▶ [AIM OF THE TASK]: Copy every line from the records below that carries the word "location".

((

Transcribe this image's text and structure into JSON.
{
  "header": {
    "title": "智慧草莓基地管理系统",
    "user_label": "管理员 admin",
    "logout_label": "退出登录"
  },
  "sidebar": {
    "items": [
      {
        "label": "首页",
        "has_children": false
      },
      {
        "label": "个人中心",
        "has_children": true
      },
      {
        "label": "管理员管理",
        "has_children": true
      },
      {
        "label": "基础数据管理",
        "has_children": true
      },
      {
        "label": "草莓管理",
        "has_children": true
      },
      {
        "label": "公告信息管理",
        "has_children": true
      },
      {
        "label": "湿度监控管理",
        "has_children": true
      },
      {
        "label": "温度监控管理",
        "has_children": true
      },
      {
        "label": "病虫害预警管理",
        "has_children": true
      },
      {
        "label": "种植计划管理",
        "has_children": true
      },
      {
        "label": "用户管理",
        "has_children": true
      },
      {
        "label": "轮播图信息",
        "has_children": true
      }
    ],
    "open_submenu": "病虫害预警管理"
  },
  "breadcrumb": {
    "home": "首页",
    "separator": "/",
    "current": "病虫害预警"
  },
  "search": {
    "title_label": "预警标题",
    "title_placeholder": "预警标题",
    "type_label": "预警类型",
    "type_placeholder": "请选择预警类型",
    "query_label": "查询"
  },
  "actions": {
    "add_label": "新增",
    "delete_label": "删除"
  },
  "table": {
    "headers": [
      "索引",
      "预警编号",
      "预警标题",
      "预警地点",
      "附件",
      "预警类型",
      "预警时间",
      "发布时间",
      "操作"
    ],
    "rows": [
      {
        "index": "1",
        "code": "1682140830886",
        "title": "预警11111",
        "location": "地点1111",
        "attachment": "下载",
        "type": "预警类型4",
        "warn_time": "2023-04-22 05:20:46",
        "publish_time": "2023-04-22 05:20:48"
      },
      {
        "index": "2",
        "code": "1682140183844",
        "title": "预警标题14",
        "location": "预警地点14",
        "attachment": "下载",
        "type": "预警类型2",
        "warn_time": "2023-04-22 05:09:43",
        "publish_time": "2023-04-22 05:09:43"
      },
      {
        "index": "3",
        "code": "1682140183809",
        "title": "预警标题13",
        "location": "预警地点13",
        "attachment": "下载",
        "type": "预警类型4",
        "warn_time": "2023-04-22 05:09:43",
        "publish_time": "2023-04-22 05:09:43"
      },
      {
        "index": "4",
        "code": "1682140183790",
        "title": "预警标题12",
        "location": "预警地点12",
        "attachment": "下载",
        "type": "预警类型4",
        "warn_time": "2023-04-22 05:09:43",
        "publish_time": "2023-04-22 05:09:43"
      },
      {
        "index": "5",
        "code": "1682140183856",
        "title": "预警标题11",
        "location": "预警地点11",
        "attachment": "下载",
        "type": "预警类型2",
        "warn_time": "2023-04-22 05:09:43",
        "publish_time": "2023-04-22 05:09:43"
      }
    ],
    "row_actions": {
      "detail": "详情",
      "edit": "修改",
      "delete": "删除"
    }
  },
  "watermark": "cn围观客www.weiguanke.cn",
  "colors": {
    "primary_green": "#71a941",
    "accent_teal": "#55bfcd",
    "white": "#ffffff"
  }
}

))

▶ [TASK OUTPUT]:
        "location": "地点1111",
        "location": "预警地点14",
        "location": "预警地点13",
        "location": "预警地点12",
        "location": "预警地点11",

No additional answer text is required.